The advantage of registering is that a business can reclaim VAT paid on business purchases. But if a business mainly deals with members of the public and it begins adding 20% VAT to its prices, it may lose customers.
A business must register if VATable sales reach the registration threshold
- You must notify HMRC within 30 days of the end of the month in which VATable sales in the last 12 months exceeded £85,000.
- Exceptionally, if you expect sales to fall back below this level, you can ask HMRC to allow you to remain unregistered.
- You must also register if sales during the next 30 days alone are expected to exceed £85,000. For example, if a new company is set up with orders already in place totalling £85,000.
- Penalties for late notification can be as much as 15% of the VAT due in the first return, and you still have to pay HMRC the VAT you should have been charging customers.
You can opt to register for VAT even if sales are below the registration threshold
Doing this can allow you to reclaim the VAT paid on business purchases. It may be worth registering if:
- Your sales are zero-rated.
- Customers are themselves VAT-registered.
- You intend to set up a business making VATable supplies.

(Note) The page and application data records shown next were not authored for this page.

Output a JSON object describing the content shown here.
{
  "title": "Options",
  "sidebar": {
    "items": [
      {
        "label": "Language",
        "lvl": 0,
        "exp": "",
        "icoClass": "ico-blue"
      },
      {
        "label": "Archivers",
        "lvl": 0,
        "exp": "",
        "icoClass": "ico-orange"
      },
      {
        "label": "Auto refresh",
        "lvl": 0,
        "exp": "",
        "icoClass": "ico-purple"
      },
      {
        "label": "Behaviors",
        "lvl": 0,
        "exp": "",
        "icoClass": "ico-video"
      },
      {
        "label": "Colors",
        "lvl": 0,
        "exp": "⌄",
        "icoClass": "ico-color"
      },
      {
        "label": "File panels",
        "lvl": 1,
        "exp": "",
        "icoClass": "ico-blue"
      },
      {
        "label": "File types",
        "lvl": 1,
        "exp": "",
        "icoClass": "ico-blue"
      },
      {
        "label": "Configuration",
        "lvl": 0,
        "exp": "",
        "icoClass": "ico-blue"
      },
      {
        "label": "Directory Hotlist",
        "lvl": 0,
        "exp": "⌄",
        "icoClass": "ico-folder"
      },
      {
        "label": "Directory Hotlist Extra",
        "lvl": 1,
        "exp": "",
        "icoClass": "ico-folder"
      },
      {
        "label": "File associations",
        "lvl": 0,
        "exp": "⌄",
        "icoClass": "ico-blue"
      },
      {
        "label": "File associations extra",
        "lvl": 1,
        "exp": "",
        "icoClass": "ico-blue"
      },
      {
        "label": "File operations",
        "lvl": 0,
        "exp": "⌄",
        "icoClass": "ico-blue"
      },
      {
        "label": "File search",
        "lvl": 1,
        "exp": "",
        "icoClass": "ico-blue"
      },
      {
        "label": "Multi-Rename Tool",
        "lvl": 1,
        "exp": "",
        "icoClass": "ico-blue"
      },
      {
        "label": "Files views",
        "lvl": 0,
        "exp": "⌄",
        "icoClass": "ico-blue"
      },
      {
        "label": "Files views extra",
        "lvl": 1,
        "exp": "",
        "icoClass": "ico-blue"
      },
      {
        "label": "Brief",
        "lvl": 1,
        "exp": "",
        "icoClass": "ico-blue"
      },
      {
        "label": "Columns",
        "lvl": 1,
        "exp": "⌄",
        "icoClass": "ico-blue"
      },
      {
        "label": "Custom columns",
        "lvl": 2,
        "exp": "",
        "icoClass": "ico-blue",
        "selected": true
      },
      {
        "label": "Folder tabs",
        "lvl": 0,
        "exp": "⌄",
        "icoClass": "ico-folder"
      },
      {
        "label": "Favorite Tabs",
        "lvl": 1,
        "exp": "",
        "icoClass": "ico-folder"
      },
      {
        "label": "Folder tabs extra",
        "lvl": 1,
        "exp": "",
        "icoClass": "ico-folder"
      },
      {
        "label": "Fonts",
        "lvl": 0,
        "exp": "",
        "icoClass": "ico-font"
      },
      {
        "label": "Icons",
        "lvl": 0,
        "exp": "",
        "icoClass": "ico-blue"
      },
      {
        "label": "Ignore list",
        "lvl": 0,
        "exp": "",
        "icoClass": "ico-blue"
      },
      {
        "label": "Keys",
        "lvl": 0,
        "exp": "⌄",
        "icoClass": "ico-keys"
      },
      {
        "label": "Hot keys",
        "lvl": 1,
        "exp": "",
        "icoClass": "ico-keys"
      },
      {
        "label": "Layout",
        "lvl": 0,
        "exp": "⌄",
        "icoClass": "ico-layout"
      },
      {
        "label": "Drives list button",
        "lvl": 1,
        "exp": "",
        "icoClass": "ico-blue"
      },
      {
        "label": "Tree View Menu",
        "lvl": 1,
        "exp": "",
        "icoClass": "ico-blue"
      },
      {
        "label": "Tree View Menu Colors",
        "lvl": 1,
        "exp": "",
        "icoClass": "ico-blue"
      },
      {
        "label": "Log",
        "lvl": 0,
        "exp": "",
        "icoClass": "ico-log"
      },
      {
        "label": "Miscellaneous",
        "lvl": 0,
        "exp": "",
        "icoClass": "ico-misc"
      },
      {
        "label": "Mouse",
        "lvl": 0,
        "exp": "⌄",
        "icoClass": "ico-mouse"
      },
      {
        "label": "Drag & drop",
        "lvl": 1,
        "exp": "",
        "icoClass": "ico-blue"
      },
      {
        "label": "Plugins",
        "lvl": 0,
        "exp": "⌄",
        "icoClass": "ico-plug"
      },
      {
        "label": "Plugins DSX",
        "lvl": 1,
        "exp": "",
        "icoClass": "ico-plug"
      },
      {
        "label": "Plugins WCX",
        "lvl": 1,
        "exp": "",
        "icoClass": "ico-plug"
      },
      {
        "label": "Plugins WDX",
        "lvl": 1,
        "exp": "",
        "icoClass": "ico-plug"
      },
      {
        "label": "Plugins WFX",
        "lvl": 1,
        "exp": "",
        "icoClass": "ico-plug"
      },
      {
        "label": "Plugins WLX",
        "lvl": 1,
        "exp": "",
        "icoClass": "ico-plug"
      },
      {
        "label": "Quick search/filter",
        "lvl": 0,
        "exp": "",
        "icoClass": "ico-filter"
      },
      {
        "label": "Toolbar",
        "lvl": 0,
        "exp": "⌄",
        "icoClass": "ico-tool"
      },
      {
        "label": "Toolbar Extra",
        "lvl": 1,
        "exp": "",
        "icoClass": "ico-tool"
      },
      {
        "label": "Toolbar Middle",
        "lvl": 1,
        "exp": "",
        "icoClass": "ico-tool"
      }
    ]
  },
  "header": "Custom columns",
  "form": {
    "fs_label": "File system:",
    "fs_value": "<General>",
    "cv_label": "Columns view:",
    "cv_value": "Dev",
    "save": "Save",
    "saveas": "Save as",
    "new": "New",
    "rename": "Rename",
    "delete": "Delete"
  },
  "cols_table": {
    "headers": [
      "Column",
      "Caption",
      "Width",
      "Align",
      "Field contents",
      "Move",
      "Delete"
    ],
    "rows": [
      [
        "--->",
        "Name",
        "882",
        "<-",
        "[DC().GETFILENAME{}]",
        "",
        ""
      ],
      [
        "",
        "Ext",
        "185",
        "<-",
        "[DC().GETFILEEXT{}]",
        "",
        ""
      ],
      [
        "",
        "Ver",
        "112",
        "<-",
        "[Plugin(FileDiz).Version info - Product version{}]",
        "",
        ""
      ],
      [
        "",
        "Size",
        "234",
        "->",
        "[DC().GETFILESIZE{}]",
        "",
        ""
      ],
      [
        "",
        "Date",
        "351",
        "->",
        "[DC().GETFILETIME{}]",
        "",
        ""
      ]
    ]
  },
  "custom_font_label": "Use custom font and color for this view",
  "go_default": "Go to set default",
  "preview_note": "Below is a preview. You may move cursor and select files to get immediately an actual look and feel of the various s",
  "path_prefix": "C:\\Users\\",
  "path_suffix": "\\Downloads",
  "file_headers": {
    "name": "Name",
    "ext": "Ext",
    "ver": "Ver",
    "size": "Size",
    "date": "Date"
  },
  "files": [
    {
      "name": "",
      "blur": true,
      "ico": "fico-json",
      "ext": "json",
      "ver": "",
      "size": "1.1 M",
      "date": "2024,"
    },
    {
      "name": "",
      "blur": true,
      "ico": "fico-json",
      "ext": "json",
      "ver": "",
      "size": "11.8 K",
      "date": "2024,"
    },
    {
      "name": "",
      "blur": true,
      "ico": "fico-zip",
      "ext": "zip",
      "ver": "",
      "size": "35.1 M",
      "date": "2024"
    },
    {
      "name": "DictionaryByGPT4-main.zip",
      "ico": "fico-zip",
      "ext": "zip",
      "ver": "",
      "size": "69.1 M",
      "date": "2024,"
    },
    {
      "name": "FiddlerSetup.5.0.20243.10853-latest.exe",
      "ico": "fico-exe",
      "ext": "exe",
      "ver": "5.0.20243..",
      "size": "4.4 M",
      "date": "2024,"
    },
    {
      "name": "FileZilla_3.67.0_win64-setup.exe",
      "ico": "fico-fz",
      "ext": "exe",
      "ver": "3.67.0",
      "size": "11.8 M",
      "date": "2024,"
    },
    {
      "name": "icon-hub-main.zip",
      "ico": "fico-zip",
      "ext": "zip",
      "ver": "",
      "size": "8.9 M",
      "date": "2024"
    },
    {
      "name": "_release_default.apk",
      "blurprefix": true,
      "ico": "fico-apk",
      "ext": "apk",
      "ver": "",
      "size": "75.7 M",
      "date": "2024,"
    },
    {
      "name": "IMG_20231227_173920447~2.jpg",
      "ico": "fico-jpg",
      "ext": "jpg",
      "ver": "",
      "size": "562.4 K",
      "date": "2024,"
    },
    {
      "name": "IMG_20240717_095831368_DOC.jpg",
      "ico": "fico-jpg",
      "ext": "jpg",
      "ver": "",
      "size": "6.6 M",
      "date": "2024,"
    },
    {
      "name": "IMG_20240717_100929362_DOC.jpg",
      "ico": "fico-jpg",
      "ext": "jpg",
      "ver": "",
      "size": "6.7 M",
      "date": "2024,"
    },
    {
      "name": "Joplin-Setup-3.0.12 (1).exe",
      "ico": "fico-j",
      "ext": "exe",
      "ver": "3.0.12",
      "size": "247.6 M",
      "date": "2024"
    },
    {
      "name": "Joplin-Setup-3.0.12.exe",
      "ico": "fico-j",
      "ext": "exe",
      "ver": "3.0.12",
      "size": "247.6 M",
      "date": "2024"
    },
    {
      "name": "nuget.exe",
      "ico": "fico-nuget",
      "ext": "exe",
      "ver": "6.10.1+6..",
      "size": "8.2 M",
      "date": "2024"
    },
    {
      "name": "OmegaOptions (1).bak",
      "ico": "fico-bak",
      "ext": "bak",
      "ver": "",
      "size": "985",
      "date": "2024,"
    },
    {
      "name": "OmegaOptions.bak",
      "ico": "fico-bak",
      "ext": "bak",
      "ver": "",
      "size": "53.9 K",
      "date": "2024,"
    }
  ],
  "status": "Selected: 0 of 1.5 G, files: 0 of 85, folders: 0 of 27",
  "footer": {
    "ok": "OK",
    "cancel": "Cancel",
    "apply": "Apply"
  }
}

Registering will allow you to reclaim VAT on your pre-trading expenses. You will need to provide evidence of an intention to make VATable supplies.
Registered businesses can deregister
- You should normally contact HMRC to deregister from VAT if you sell or liquidate your business.
- You can apply to deregister if VATable sales are expected to be less than £83,000 in the next 12 months.
- Deregistration involves completion of a final VAT return. Output VAT must be accounted for if the VAT due on assets and stock would be more than £1,000.